Popular drinks here are coca tea made from the coca leaf, Inca Kola (soft drink made with lemon grass – only found in Peru!), Pisco Sour (a mix of Pisco, egg whites, lemon, sugar, cinnamon and ice) and chicha (alcoholic drink made from corn).
Apart from the colorful local markets and stores filled with beautiful handmade crafts and goods; in Cusco you will find unique boutiques offering high quality alpaca, and exquisite vicuña in contemporary designs. Also, a great variety of hand-made textiles can be found in Cusco, though you can buy textiles directly from the weavers in the market towns, such as Pisac. Other popular gifts are beautiful ceramic works and gold and silver jewelry. Most of the best shops are located around the main square (Plaza de Armas) in Cusco.
Cusco has 304.152 inhabitants, and in the entire department there are 1.158.142 inhabitants. Cusco is the seventh largest city in Peru.
The total area of Cusco has 71.891,97 sq. Km and it is divided politically in 13 provinces (Acomayo, Anta, Calca, Canas, Canchis, Chumbivilcas, Cusco, Espinar, Paucartambo, La Convención, Paruro, Quispicanchi y Urubamba). The city has 8 districts (Ccorca, Cusco, Poroy, San Jerónimo, San Sebastián, Saylla, Wanchaq y Santiago).

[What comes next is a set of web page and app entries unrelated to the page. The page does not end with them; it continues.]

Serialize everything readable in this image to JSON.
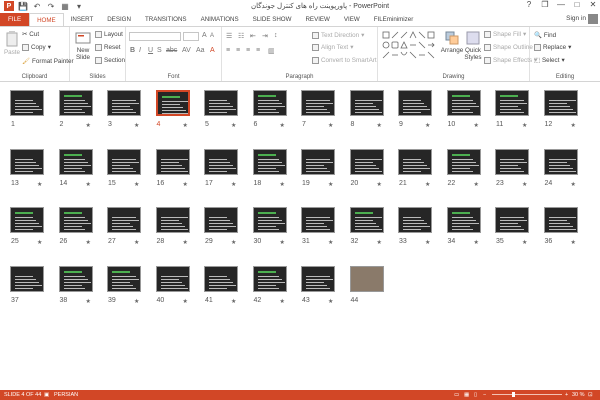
{
  "window": {
    "title": "پاورپوینت راه های کنترل جوندگان - PowerPoint",
    "help": "?",
    "restore": "❐",
    "minimize": "—",
    "maximize": "□",
    "close": "✕",
    "signin": "Sign in"
  },
  "qat": {
    "save": "💾",
    "undo": "↶",
    "redo": "↷",
    "present": "▦",
    "more": "▾"
  },
  "tabs": [
    "FILE",
    "HOME",
    "INSERT",
    "DESIGN",
    "TRANSITIONS",
    "ANIMATIONS",
    "SLIDE SHOW",
    "REVIEW",
    "VIEW",
    "FILEminimizer"
  ],
  "active_tab": "HOME",
  "ribbon": {
    "clipboard": {
      "paste": "Paste",
      "cut": "Cut",
      "copy": "Copy",
      "format_painter": "Format Painter",
      "label": "Clipboard"
    },
    "slides": {
      "new_slide": "New Slide",
      "layout": "Layout",
      "reset": "Reset",
      "section": "Section",
      "label": "Slides"
    },
    "font": {
      "label": "Font"
    },
    "paragraph": {
      "text_direction": "Text Direction",
      "align_text": "Align Text",
      "convert": "Convert to SmartArt",
      "label": "Paragraph"
    },
    "drawing": {
      "arrange": "Arrange",
      "quick_styles": "Quick Styles",
      "shape_fill": "Shape Fill",
      "shape_outline": "Shape Outline",
      "shape_effects": "Shape Effects",
      "label": "Drawing"
    },
    "editing": {
      "find": "Find",
      "replace": "Replace",
      "select": "Select",
      "label": "Editing"
    }
  },
  "slides": [
    {
      "n": "1",
      "star": ""
    },
    {
      "n": "2",
      "star": "★"
    },
    {
      "n": "3",
      "star": "★"
    },
    {
      "n": "4",
      "star": "★"
    },
    {
      "n": "5",
      "star": "★"
    },
    {
      "n": "6",
      "star": "★"
    },
    {
      "n": "7",
      "star": "★"
    },
    {
      "n": "8",
      "star": "★"
    },
    {
      "n": "9",
      "star": "★"
    },
    {
      "n": "10",
      "star": "★"
    },
    {
      "n": "11",
      "star": "★"
    },
    {
      "n": "12",
      "star": "★"
    },
    {
      "n": "13",
      "star": "★"
    },
    {
      "n": "14",
      "star": "★"
    },
    {
      "n": "15",
      "star": "★"
    },
    {
      "n": "16",
      "star": "★"
    },
    {
      "n": "17",
      "star": "★"
    },
    {
      "n": "18",
      "star": "★"
    },
    {
      "n": "19",
      "star": "★"
    },
    {
      "n": "20",
      "star": "★"
    },
    {
      "n": "21",
      "star": "★"
    },
    {
      "n": "22",
      "star": "★"
    },
    {
      "n": "23",
      "star": "★"
    },
    {
      "n": "24",
      "star": "★"
    },
    {
      "n": "25",
      "star": "★"
    },
    {
      "n": "26",
      "star": "★"
    },
    {
      "n": "27",
      "star": "★"
    },
    {
      "n": "28",
      "star": "★"
    },
    {
      "n": "29",
      "star": "★"
    },
    {
      "n": "30",
      "star": "★"
    },
    {
      "n": "31",
      "star": "★"
    },
    {
      "n": "32",
      "star": "★"
    },
    {
      "n": "33",
      "star": "★"
    },
    {
      "n": "34",
      "star": "★"
    },
    {
      "n": "35",
      "star": "★"
    },
    {
      "n": "36",
      "star": "★"
    },
    {
      "n": "37",
      "star": ""
    },
    {
      "n": "38",
      "star": "★"
    },
    {
      "n": "39",
      "star": "★"
    },
    {
      "n": "40",
      "star": "★"
    },
    {
      "n": "41",
      "star": "★"
    },
    {
      "n": "42",
      "star": "★"
    },
    {
      "n": "43",
      "star": "★"
    },
    {
      "n": "44",
      "star": ""
    }
  ],
  "selected_slide": "4",
  "status": {
    "slide_info": "SLIDE 4 OF 44",
    "language": "PERSIAN",
    "zoom": "30 %",
    "zoom_level": 0.3
  },
  "colors": {
    "accent": "#d24726"
  }
}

The native language in the Andes is Quechua, known as Runasimi. The official languages in Peru are Quechua and Spanish. In the rural zones of Cusco, Quechua is the predominant language. Part of Cusco’s population is bilingual with Quechua being the mother language and Spanish learned. A small percentage of the population speaks Aymara and there are also other Amazonic languages (such as Machiguenga) in the jungle region of the department. (Low Urubamba).
Official statistics report that 80% of the population is Roman Catholic, however indigenous people still practice their ancestral celebrations and rituals. The abundance of these celebrations in the Andes maintains a very strong pre-Columbian approach of life. Even if it is not recognized as an official religion, a unique and profound spirituality is still practiced. In this area of Cusco a number of traditional communities hold a connection of tenderness with all of the entities present in “Pacha”, translated as time and space, and revered as the cosmic essence of life. They maintain important values based on reciprocity and respect for all of humanity.
Cusco is approximately 3, 400 m (11, 200 ft.) above level sea, and is considered one of the highest cities in the world.
Peru’s seasons are the reverse of those in the northern hemisphere.
The climate of Cusco roughly falls into two rather distinctive periods, the dry season from April to October, and the rainy season from November to March.
In the dry season temperatures reach 19.5°C (67.1°F) by day, and on average fall to 0.8°C (33.4°F) overnight. During these months, the days are usually hot and sunny and the nights are cold, particularly in June and July. During the rainy season the average high temperature is 19.5°C (67°F) and average low temperature is 6.6°C (43.8°F).
Annual average temperatures hover around 11ºC (52ºF), dipping below 0ºC (32ºF) in July and hitting 20ºC (68ºF) in summer.